Story writing begins with story telling. Here are some ways I encouraged my daughter’s imagination with bedtime storymaking.
“Your daughter always has something to say whenever I ask for class input,” my daughter’s second grade teacher said. “Sometimes it’s not even true,” she added with a polite, condescending smile, as if we had sent our child to school with unmatched socks.
No room for imagination. I felt like shaking the woman and explaining that I had spent many bedtime story sessions helping my children exercise their imaginations by playing with words and exploring new ideas.

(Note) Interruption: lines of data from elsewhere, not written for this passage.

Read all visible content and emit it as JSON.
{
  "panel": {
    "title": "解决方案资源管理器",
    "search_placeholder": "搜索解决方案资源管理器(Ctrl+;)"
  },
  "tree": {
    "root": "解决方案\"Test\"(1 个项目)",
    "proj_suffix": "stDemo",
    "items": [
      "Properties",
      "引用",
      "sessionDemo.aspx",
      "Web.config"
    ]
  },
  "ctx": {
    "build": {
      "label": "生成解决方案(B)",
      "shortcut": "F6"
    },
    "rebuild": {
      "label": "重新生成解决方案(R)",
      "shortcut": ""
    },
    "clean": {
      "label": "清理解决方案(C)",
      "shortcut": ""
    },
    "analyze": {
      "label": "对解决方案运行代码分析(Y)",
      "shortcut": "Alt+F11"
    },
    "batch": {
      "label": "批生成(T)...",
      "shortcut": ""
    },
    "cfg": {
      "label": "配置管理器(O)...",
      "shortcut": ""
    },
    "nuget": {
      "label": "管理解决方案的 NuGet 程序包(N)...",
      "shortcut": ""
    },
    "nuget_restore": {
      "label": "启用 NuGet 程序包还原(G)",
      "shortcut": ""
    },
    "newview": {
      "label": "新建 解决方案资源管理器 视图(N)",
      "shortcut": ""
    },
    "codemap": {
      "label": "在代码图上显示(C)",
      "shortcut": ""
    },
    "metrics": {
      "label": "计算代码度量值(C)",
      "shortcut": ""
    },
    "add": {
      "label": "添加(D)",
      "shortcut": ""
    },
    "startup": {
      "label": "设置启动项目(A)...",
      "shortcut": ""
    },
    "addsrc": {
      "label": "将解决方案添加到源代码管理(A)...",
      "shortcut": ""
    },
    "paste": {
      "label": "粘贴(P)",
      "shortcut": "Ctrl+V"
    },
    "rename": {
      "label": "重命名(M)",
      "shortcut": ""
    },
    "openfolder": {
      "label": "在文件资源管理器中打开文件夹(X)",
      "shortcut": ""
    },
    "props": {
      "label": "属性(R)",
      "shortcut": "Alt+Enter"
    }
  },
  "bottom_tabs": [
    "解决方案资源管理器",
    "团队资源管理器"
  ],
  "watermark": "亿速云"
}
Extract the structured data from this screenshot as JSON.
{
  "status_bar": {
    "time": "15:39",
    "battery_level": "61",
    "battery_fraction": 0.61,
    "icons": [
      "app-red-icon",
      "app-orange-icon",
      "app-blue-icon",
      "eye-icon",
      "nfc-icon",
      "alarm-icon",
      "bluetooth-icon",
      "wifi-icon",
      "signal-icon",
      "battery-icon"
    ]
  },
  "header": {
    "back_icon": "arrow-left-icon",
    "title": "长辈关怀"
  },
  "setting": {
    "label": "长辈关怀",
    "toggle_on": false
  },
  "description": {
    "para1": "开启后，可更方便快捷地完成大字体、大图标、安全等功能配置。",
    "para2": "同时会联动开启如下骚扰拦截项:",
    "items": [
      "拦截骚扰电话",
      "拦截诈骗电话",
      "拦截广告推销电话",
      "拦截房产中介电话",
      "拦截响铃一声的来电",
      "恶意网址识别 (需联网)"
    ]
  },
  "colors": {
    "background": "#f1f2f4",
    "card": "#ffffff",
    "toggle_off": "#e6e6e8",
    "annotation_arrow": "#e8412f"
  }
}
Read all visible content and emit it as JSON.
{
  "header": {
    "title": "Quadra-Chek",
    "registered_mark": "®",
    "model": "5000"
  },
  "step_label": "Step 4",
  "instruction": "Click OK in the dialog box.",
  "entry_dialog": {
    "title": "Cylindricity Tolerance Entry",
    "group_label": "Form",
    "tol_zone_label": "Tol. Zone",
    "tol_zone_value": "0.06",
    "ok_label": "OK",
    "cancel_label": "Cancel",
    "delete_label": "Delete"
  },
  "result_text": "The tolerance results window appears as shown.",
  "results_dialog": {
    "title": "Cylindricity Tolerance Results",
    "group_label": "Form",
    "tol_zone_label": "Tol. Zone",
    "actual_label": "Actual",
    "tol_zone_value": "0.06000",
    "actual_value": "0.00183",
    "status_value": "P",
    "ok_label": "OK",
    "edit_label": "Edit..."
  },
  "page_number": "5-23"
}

When they were toddlers, I would make up stories that recalled familiar people and places we had recently visited. These were not elaborate stories with intricate plots. A common formula would be: “Once there two girls named (Daughter 1) and (Daughter 2) who went with their mom and dad to aunt Betty’s farm…”
Then I’d ask them to remember things that happened.
The real fun begins with made-up adventure episodes where one child (rotating older and younger children in these roles) gets lost or stuck and the other figures out how to help them. Ask them to brainstorm solutions and build them into the story.
Another fun variation is to have something silly happen in the middle of an otherwise ordinary event:
“So, Trisha and her mom and dad and her sister Anna stopped for ice cream on the way to the park. Anna had a strawberry cone…
“No, no. I had a chocolate ice cream cone.”
“Right, it was a chocolate cone. And she had just taken one lick when a little dachshund waddled up to her and sat up to beg. Anna bent over to pet the dog and PLOP! Her scoop of chocolate ice cream landed right on the dog’s nose. The poor dog looked at the ice cream kind of cross-eyed. That’s when Anna bent over and took a lick from the top of the scoop and….”
One favorite theme involves a long line of people, animals and vehicles chasing or being pulled by the lead culprit:
“Anna and Trisha were roasting marshmallows on the beach. Anna reached over to her mother and asked, ‘Mommy is mine done?’ when a feisty little squirrel grabbed the marshmallow and started running. ‘Hey!’ Anna shouted as she grabbed the squirrel’s tail. ‘That’s mine and you can’t have it!’ The squirrel bounded for the trees and as it started to fly through the air Trisha grabbed her sister’s shirt…”
Maximum involvement comes with ‘and then…’ stories. The parent starts with a premise:
“One spooky, rainy night Trisha kept hearing animal footsteps on the back porch. She got out of bed, turned on the light and looked out the window…and then…”
The next person would have to keep the story going for a short bit and then pass off to someone else.
One fun group of stories involves a repeating phrase e.g. ‘It won’t be long now!’ Start with any creature that has a tail – squirrel, dog, snake, salamander – and take him through any number of misadventures where his tail would get caught in – you name it – a, slamming car door, closing window, sliding shower door. Then he would look back at his shortened appendage, ‘And what do you think he said?’ The children answer, ‘It won’t be long now!’
Funny names help: Snively Sam the snake, Newton Fig the Newt, Teddly Turtell the turtle. The Society for Prevention of Cruelty to Animals would probably take exception to these stories. But I think they serve the educationally redeeming purpose of alerting children to potential safety hazards around the home.
An old standby involves stories from the parent’s own childhood. My children responded to the continuity and rooting in time and place that comes with family stories. They especially enjoy any admission of fallibility, mistake or poor judgment on my part which probably lifts expectations of perfection from their shoulders.
In the end, story telling is a time to stretch imaginations, to look for humor in life around us, to laugh at ourselves and the constraints of literal truth as one old saying would have it…all stories are true and some of them actually happened.